Let me turn from the movie itself to reviews of the movie. Two of the reviewers who despise Noah—Barbara Nicolosi and Matt Walsh—operate to a great degree through sarcasm. This is connected to the desire not to dwell with and understand reality. Let me explain.
Sarcasm, for the most part, is like cocaine: snorting it through your nose might make you feel good about yourself, but it hurts your ability to understand and engage with reality. It does this because you can be sarcastic about anything that is complex and that you want to put down. Evolution? “You think you've got a monkey as your uncle!” Christianity? “Talking snakes!” To be sarcastic is to present a kind of deliberate misunderstanding of a position that, somehow, is supposed to make you superior to it. Thus its popularity among those who must present themselves as superior to that which they do not comprehend: Voltaire, teenagers, and the insecure.
And thus Nicolosi, when faced with Noah: “Rock people!” This sarcasm is paired with lack of understanding: she complains of shallowly stereotypical characterizations, while a few moments later complaining of contradictory, out-of-character actions, apparently never considering the possibility that there might be a mean between these two. Walsh is similar. He seems to think that the movie shows God as actually wanting Noah to destroy humanity, although, as mentioned above, only a shallow interpretation of the movie could lead one to think this. Nevertheless, Walsh assures us that “you can hate this film without watching it.”
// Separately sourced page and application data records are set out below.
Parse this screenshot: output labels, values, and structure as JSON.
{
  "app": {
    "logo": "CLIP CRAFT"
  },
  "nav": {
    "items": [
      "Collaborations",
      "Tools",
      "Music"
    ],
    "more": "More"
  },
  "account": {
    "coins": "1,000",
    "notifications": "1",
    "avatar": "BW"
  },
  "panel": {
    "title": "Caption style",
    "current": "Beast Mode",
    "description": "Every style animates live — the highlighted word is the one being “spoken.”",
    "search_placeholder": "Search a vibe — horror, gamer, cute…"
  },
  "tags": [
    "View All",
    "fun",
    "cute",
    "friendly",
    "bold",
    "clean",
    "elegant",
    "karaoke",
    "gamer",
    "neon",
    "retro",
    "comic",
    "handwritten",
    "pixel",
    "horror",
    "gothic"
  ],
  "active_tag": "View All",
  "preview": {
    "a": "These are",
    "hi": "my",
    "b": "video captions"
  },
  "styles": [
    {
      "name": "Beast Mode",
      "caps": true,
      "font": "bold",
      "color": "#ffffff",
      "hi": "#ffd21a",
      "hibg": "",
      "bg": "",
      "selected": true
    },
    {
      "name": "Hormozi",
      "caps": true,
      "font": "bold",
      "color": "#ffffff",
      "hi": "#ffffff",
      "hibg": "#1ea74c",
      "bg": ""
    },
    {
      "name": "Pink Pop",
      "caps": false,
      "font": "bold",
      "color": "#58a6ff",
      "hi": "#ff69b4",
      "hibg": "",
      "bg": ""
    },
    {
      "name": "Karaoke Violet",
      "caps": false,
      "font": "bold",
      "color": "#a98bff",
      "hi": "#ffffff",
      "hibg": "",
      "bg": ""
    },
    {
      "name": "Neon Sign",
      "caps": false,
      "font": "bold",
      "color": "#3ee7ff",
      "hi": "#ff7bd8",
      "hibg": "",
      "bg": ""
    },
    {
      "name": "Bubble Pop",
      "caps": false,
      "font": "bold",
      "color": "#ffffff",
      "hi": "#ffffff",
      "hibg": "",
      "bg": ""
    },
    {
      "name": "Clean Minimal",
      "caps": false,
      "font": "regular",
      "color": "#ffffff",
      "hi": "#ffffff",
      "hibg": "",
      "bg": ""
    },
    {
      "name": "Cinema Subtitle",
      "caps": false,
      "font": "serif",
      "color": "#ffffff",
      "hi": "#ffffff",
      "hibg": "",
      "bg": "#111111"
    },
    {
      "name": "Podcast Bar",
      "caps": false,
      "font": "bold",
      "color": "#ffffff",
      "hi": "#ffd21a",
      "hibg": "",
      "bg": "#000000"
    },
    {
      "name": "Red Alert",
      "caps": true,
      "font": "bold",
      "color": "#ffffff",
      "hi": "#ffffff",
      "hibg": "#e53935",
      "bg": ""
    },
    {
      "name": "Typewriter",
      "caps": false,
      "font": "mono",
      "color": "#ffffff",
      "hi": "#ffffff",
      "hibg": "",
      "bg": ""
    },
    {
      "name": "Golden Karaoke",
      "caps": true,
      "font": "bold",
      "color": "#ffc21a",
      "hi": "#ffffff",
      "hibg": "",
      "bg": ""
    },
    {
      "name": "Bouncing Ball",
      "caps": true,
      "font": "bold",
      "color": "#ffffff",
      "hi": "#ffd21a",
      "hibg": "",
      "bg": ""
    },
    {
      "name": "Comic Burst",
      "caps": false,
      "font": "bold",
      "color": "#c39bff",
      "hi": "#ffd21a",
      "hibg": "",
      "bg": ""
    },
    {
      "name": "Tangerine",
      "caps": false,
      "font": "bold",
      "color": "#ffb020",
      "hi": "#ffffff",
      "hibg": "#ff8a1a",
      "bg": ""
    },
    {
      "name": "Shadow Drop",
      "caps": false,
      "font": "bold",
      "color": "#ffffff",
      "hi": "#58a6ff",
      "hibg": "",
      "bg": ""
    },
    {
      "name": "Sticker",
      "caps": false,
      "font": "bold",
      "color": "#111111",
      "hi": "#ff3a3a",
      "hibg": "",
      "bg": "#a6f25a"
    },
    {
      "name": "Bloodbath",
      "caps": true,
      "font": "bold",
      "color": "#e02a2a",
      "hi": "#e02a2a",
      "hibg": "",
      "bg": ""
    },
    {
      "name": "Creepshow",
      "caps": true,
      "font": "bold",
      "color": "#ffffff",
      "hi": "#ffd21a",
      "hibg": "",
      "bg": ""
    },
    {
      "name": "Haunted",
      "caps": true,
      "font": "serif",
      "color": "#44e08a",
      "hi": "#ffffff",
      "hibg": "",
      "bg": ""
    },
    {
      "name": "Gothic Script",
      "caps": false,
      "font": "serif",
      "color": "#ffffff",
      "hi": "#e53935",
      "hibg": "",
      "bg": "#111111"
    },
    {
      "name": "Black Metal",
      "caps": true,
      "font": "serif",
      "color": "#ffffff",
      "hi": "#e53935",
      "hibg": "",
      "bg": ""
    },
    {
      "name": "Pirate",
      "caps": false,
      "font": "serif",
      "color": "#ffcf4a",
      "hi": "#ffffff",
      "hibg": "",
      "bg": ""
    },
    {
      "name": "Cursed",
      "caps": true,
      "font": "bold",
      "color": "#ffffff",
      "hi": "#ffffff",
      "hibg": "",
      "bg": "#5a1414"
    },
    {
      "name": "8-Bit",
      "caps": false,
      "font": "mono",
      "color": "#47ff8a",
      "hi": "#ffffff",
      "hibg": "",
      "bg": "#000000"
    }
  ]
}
This sarcasm and this misunderstanding are comprehensible because sarcasm is often a way to avoid thinking about difficult things. The fact that sarcasm is heavily employed when arguing against Noah seems indicative of the desire for something with a simple, straightforward, imaginatively thin, immediately evident message. Which is to say, it is indicative of a desire for a picture of reality that has been photoshopped.
And much modern Christian art strives for this photoshopped message. Contrast, say, Anna Karenina with Fireproof. Both are by Christians. Both are about marriage. Both feature spouses who cheat, to some degree or another. Both reveal the moral failings of their characters. Both contrast the attitudes of the young and the old toward marriage. But the former is a monumental work of art; the latter is not. The former presents problems in marriage as they present themselves in reality—as sometimes tractable, sometimes intractable, and often requiring lasting patience and endurance before the incomprehensible. The later, by contrast, literally presents you with a book to solve your marital difficulties. While the movie is excellent compared to many Christian productions, the picture of reality that it presents is simply thinner than Tolstoy's. Joseph Pieper remarked once that Tolstoy was able to simply look at reality in a way few men are capable of doing. But many modern Christians seem uninterested in even trying to do this.
Christians should realize that trying to varnish reality so that art presents a single, completely unambiguous message is inevitably going to be counterproductive. Reality does not present a single, completely unambiguous message; and so the desire to present one leads art away from the truth. If God comes to men, he does not come to men whose lives were crafted and sanded such that His coming turns them into neat, well-finished products. Trying to show God in art as if that were the case can only lead to disillusionment—and bad art.
James Tillman blogs at Seeking Omniscience, where an earlier version of this article appeared.